With Republicans controlling both houses of Congress and Donald Trump in the Oval Office, it's just a matter of time before big changes are made to the current health law of the land. The big question, though, is just how swiftly those changes should be made -- or if they should be made at all.
In mid-December, the Kaiser Family Foundation asked respondents from around the country what should be done with the ACA. Considering the relatively consistent dislike toward Obamacare over nearly seven years of KFF polling, you might presume that an immediate repeal and replace of the law was the most popular pick of respondents -- but you'd be wrong.
Here's how the responses broke down:
- 47%: "No, should not vote to repeal."
- 28%: "Wait to vote to repeal the law until the details of replacement plan have been announced."
- 20%: "Vote to repeal the law immediately and work out the details of a replacement plan later."
- 5%: "Don't know/refused."
Even though the net percentage of people suggesting that Obamacare be repealed is ever-so-slightly higher than the percentage who'd like the law not to be repealed (albeit still within the margin for error), just one in five Americans wants to see the law repealed without haste.
This opinion is likely shared by so few people because there's real concern that repealing Obamacare and not having a replacement plan in place could cause these aforementioned 20 million-plus Americans to lose their health insurance. Those who are the most at-risk include lower-income individuals and families that relied on premium and cost-sharing subsidies, as well as persons with pre-existing conditions that, prior to Obamacare, could be denied health coverage.
There's also no concrete indication what path Republicans will take in rolling back Obamacare. Repealing the ACA would be the preferred method, but it would also require 60 votes in the Senate, which Republicans currently don't have. Instead, Republicans may choose to go with reconciliation, which would allow them to strip components of Obamacare that impact the federal budget by a simple majority vote.
There actually is a replacement plan gaining steam
However, what you may not realize is that Republicans do have an Obamacare replacement plan gaining steam in the Republican-controlled House of Representatives.
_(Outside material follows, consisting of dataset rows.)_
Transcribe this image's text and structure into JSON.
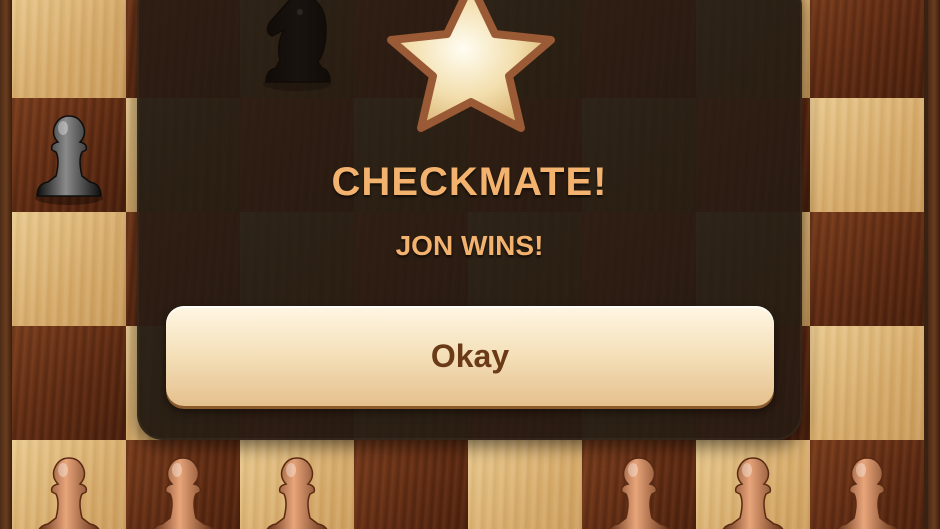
{
  "dialog": {
    "title": "CHECKMATE!",
    "subtitle": "JON WINS!",
    "button_label": "Okay",
    "icon": "star-icon"
  },
  "colors": {
    "light_square": "#d5a866",
    "dark_square": "#5e2a12",
    "title_text": "#f3b26d",
    "button_text": "#6b3b17",
    "black_piece": "#2a2a2a",
    "white_piece": "#a5623a"
  },
  "pieces": {
    "visible_black_pawns": 1,
    "visible_black_knights": 1,
    "visible_brown_pawns": 6
  }
}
In late January, Sen. Rand Paul (R-Ky.) introduced the Obamacare Replacement Act, which offered a number of key changes from the current health law. You can read about Paul's plan in more intricate detail here.
Arguably, the aspect of the replacement plan that consumers may be happiest about is that it'll protect individuals with pre-existing conditions from being denied coverage by re-instituting HIPAA (Health Insurance Portability and Accountability Act of 1996) pre-existing condition provisions. This should relieve consumers who fear losing coverage because of a chronic condition.
Perhaps the biggest change -- aside from the obvious elimination of the ACA and the commensurate subsidies that accompanied it -- would be the strong emphasis on Health Savings Accounts, or HSAs. An HSA is a tax-advantaged account that allows individuals and families to pay for qualifying medical expenses on a tax-free, penalty-free basis.
Paul's plan would allow for a tax credit of up to $5,000 annually for money contributed to an HSA. But more importantly, it would remove the cap on the total amount that could be contributed annually, encouraging consumers to invest heavily in their health through HSAs.
Another major change includes equalizing the tax treatment of health-insurance companies and employers by allowing individuals the opportunity to take a full write-off of healthcare premiums paid, just like corporations. The only concern with this change is that it'll be of a bigger benefit to the wealthy and middle class, while providing little help to lower-income individuals and families.
Paul's plan will still likely succumb to some changes in the Republican congress, but the likelihood of having an Obamacare replacement plan in place prior to reconciliation or repeal is growing. This may not be enough to satisfy the millions of Americans who feel worried about losing their health insurance, or even keep millions from becoming newly uninsured, but it's at least a step in the right direction from repealing the ACA without having a replacement plan firmly in place.